→ **TASK REQUIREMENTS**
Copy out all of the entries, keeping every word the same.

→ **INFORMATION**
------------------------------------------------------------------------

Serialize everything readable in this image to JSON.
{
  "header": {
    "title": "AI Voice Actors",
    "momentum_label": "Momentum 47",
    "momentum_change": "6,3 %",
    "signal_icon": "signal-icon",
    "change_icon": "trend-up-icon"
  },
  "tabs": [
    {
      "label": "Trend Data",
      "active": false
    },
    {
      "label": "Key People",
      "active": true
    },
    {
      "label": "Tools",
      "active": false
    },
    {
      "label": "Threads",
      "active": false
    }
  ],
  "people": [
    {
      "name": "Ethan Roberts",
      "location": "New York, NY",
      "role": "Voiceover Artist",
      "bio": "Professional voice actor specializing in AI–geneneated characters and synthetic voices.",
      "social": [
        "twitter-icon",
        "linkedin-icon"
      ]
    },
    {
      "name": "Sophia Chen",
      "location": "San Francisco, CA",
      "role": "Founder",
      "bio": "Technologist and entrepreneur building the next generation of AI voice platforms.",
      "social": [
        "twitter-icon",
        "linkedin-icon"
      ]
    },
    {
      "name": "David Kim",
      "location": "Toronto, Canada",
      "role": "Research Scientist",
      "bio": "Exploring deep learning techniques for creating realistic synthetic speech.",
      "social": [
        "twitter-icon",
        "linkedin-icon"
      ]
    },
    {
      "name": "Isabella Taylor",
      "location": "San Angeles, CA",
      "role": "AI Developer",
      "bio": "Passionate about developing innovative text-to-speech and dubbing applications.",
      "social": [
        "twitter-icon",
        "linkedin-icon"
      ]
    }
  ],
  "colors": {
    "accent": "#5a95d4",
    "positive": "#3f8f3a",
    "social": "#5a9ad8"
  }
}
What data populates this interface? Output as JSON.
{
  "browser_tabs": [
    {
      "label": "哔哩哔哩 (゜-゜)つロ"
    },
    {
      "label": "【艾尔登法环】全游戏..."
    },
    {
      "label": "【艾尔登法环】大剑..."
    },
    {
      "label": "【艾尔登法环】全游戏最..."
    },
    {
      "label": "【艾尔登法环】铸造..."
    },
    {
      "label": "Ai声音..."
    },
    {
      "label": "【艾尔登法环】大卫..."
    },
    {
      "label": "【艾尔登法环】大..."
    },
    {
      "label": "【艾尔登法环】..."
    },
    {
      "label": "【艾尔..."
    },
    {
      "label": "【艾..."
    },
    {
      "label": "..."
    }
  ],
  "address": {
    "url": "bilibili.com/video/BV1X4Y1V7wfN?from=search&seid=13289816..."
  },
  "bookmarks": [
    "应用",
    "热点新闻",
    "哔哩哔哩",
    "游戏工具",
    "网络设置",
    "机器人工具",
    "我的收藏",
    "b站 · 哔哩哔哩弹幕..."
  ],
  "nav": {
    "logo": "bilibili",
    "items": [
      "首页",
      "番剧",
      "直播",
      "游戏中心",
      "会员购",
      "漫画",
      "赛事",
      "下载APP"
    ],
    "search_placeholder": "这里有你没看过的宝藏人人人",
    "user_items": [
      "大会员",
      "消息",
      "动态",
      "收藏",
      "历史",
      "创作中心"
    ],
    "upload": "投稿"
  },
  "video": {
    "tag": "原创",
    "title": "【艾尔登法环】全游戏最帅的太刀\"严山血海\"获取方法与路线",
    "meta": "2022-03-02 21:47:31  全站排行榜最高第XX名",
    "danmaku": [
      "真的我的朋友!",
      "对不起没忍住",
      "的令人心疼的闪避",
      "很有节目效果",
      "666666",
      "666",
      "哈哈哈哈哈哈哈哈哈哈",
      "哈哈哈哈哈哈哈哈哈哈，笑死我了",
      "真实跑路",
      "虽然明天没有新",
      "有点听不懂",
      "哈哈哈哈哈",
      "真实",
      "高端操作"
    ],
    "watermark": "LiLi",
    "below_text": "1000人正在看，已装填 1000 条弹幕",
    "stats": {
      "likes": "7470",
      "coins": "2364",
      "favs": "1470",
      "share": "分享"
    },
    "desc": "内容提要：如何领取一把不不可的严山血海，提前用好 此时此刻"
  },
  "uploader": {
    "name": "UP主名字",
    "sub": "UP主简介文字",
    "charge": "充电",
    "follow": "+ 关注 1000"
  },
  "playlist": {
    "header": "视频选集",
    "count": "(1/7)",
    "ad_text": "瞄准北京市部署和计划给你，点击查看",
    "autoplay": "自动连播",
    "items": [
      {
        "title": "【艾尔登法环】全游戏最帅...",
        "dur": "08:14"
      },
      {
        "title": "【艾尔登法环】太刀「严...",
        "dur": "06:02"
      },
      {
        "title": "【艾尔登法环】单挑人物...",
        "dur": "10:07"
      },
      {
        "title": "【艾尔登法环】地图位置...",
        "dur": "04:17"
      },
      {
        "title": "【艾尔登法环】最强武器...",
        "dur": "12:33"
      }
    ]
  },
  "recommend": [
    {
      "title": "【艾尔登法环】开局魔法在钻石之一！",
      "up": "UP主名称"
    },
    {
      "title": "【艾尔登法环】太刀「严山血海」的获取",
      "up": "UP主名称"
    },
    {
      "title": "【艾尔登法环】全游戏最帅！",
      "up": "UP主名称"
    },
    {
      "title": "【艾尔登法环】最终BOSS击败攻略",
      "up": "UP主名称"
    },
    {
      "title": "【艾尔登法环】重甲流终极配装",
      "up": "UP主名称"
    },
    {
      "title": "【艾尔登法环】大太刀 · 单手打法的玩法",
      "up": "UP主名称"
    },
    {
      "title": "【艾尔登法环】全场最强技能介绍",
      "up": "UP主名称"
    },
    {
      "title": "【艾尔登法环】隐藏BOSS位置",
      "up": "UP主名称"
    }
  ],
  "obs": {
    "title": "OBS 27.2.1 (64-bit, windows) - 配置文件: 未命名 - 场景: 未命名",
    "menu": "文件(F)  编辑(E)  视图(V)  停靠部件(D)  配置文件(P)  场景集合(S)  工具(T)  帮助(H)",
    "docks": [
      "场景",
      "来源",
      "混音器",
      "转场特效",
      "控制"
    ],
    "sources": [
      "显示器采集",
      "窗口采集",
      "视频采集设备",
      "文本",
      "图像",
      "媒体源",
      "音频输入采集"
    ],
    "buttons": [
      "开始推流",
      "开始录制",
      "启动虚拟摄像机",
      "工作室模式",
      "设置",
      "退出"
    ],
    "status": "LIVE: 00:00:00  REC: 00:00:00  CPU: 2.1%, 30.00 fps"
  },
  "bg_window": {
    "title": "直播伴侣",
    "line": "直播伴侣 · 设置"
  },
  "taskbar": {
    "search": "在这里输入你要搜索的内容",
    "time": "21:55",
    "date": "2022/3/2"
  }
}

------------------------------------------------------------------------

→ **RESPONSE BELOW**
Serialize everything readable in this image to JSON.
{
  "header": {
    "title": "AI Voice Actors",
    "momentum_label": "Momentum 47",
    "momentum_change": "6,3 %",
    "signal_icon": "signal-icon",
    "change_icon": "trend-up-icon"
  },
  "tabs": [
    {
      "label": "Trend Data",
      "active": false
    },
    {
      "label": "Key People",
      "active": true
    },
    {
      "label": "Tools",
      "active": false
    },
    {
      "label": "Threads",
      "active": false
    }
  ],
  "people": [
    {
      "name": "Ethan Roberts",
      "location": "New York, NY",
      "role": "Voiceover Artist",
      "bio": "Professional voice actor specializing in AI–geneneated characters and synthetic voices.",
      "social": [
        "twitter-icon",
        "linkedin-icon"
      ]
    },
    {
      "name": "Sophia Chen",
      "location": "San Francisco, CA",
      "role": "Founder",
      "bio": "Technologist and entrepreneur building the next generation of AI voice platforms.",
      "social": [
        "twitter-icon",
        "linkedin-icon"
      ]
    },
    {
      "name": "David Kim",
      "location": "Toronto, Canada",
      "role": "Research Scientist",
      "bio": "Exploring deep learning techniques for creating realistic synthetic speech.",
      "social": [
        "twitter-icon",
        "linkedin-icon"
      ]
    },
    {
      "name": "Isabella Taylor",
      "location": "San Angeles, CA",
      "role": "AI Developer",
      "bio": "Passionate about developing innovative text-to-speech and dubbing applications.",
      "social": [
        "twitter-icon",
        "linkedin-icon"
      ]
    }
  ],
  "colors": {
    "accent": "#5a95d4",
    "positive": "#3f8f3a",
    "social": "#5a9ad8"
  }
}
What data populates this interface? Output as JSON.
{
  "browser_tabs": [
    {
      "label": "哔哩哔哩 (゜-゜)つロ"
    },
    {
      "label": "【艾尔登法环】全游戏..."
    },
    {
      "label": "【艾尔登法环】大剑..."
    },
    {
      "label": "【艾尔登法环】全游戏最..."
    },
    {
      "label": "【艾尔登法环】铸造..."
    },
    {
      "label": "Ai声音..."
    },
    {
      "label": "【艾尔登法环】大卫..."
    },
    {
      "label": "【艾尔登法环】大..."
    },
    {
      "label": "【艾尔登法环】..."
    },
    {
      "label": "【艾尔..."
    },
    {
      "label": "【艾..."
    },
    {
      "label": "..."
    }
  ],
  "address": {
    "url": "bilibili.com/video/BV1X4Y1V7wfN?from=search&seid=13289816..."
  },
  "bookmarks": [
    "应用",
    "热点新闻",
    "哔哩哔哩",
    "游戏工具",
    "网络设置",
    "机器人工具",
    "我的收藏",
    "b站 · 哔哩哔哩弹幕..."
  ],
  "nav": {
    "logo": "bilibili",
    "items": [
      "首页",
      "番剧",
      "直播",
      "游戏中心",
      "会员购",
      "漫画",
      "赛事",
      "下载APP"
    ],
    "search_placeholder": "这里有你没看过的宝藏人人人",
    "user_items": [
      "大会员",
      "消息",
      "动态",
      "收藏",
      "历史",
      "创作中心"
    ],
    "upload": "投稿"
  },
  "video": {
    "tag": "原创",
    "title": "【艾尔登法环】全游戏最帅的太刀\"严山血海\"获取方法与路线",
    "meta": "2022-03-02 21:47:31  全站排行榜最高第XX名",
    "danmaku": [
      "真的我的朋友!",
      "对不起没忍住",
      "的令人心疼的闪避",
      "很有节目效果",
      "666666",
      "666",
      "哈哈哈哈哈哈哈哈哈哈",
      "哈哈哈哈哈哈哈哈哈哈，笑死我了",
      "真实跑路",
      "虽然明天没有新",
      "有点听不懂",
      "哈哈哈哈哈",
      "真实",
      "高端操作"
    ],
    "watermark": "LiLi",
    "below_text": "1000人正在看，已装填 1000 条弹幕",
    "stats": {
      "likes": "7470",
      "coins": "2364",
      "favs": "1470",
      "share": "分享"
    },
    "desc": "内容提要：如何领取一把不不可的严山血海，提前用好 此时此刻"
  },
  "uploader": {
    "name": "UP主名字",
    "sub": "UP主简介文字",
    "charge": "充电",
    "follow": "+ 关注 1000"
  },
  "playlist": {
    "header": "视频选集",
    "count": "(1/7)",
    "ad_text": "瞄准北京市部署和计划给你，点击查看",
    "autoplay": "自动连播",
    "items": [
      {
        "title": "【艾尔登法环】全游戏最帅...",
        "dur": "08:14"
      },
      {
        "title": "【艾尔登法环】太刀「严...",
        "dur": "06:02"
      },
      {
        "title": "【艾尔登法环】单挑人物...",
        "dur": "10:07"
      },
      {
        "title": "【艾尔登法环】地图位置...",
        "dur": "04:17"
      },
      {
        "title": "【艾尔登法环】最强武器...",
        "dur": "12:33"
      }
    ]
  },
  "recommend": [
    {
      "title": "【艾尔登法环】开局魔法在钻石之一！",
      "up": "UP主名称"
    },
    {
      "title": "【艾尔登法环】太刀「严山血海」的获取",
      "up": "UP主名称"
    },
    {
      "title": "【艾尔登法环】全游戏最帅！",
      "up": "UP主名称"
    },
    {
      "title": "【艾尔登法环】最终BOSS击败攻略",
      "up": "UP主名称"
    },
    {
      "title": "【艾尔登法环】重甲流终极配装",
      "up": "UP主名称"
    },
    {
      "title": "【艾尔登法环】大太刀 · 单手打法的玩法",
      "up": "UP主名称"
    },
    {
      "title": "【艾尔登法环】全场最强技能介绍",
      "up": "UP主名称"
    },
    {
      "title": "【艾尔登法环】隐藏BOSS位置",
      "up": "UP主名称"
    }
  ],
  "obs": {
    "title": "OBS 27.2.1 (64-bit, windows) - 配置文件: 未命名 - 场景: 未命名",
    "menu": "文件(F)  编辑(E)  视图(V)  停靠部件(D)  配置文件(P)  场景集合(S)  工具(T)  帮助(H)",
    "docks": [
      "场景",
      "来源",
      "混音器",
      "转场特效",
      "控制"
    ],
    "sources": [
      "显示器采集",
      "窗口采集",
      "视频采集设备",
      "文本",
      "图像",
      "媒体源",
      "音频输入采集"
    ],
    "buttons": [
      "开始推流",
      "开始录制",
      "启动虚拟摄像机",
      "工作室模式",
      "设置",
      "退出"
    ],
    "status": "LIVE: 00:00:00  REC: 00:00:00  CPU: 2.1%, 30.00 fps"
  },
  "bg_window": {
    "title": "直播伴侣",
    "line": "直播伴侣 · 设置"
  },
  "taskbar": {
    "search": "在这里输入你要搜索的内容",
    "time": "21:55",
    "date": "2022/3/2"
  }
}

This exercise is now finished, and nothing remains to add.